*** GIVEN RECORDS Section Begins ***

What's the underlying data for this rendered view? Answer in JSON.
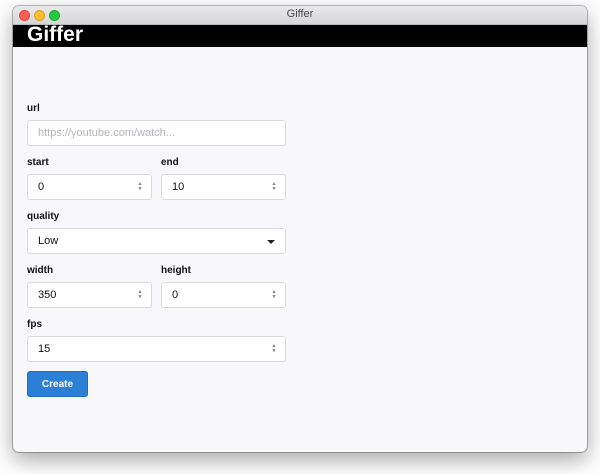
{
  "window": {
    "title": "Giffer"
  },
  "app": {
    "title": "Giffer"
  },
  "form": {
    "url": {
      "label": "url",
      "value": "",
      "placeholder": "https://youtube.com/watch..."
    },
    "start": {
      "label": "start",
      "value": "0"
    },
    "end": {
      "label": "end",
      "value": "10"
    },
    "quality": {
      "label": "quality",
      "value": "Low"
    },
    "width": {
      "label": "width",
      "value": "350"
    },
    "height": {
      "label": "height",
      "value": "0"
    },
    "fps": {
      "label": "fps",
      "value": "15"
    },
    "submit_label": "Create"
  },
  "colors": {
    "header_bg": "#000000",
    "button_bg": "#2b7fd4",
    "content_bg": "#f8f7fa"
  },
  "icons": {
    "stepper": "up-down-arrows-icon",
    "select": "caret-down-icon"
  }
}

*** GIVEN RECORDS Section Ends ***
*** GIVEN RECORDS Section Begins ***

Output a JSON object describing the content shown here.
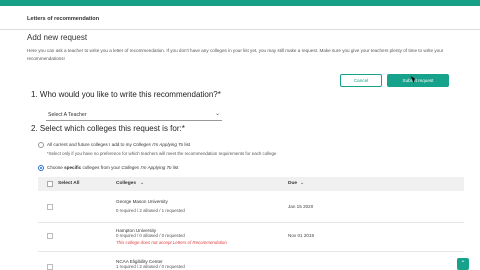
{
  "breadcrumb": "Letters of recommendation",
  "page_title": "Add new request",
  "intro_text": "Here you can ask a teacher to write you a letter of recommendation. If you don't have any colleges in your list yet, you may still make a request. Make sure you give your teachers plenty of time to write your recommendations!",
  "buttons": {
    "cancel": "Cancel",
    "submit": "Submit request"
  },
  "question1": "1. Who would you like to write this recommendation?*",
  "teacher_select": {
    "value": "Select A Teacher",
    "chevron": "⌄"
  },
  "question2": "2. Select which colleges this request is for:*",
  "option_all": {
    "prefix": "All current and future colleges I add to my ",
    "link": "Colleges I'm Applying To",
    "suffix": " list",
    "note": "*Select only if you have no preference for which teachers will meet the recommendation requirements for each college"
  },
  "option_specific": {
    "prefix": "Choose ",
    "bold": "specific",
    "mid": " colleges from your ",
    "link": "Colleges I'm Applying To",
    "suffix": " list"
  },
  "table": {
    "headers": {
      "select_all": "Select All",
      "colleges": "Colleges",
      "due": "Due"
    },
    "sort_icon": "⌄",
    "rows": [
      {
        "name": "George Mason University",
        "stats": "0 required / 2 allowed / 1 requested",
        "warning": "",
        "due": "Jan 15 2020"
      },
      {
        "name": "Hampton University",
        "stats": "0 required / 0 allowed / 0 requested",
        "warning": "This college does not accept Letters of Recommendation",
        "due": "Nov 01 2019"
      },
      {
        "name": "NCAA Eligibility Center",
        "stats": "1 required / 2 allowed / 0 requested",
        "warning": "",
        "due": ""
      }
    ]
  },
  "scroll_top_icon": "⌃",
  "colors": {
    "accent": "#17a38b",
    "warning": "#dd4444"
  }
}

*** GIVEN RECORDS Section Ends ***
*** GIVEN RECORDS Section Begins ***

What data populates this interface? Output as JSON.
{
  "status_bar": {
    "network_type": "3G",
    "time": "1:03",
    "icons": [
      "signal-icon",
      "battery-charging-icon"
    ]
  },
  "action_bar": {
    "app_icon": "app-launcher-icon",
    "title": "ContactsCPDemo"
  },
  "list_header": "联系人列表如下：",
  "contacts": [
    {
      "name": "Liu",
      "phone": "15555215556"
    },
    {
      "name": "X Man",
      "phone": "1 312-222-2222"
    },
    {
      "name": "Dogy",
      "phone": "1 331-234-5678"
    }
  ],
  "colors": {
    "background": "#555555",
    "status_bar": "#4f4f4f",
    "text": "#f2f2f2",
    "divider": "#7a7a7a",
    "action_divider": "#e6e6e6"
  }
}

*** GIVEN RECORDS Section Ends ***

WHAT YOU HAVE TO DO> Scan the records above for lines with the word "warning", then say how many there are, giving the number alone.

TASK OUTPUT> 4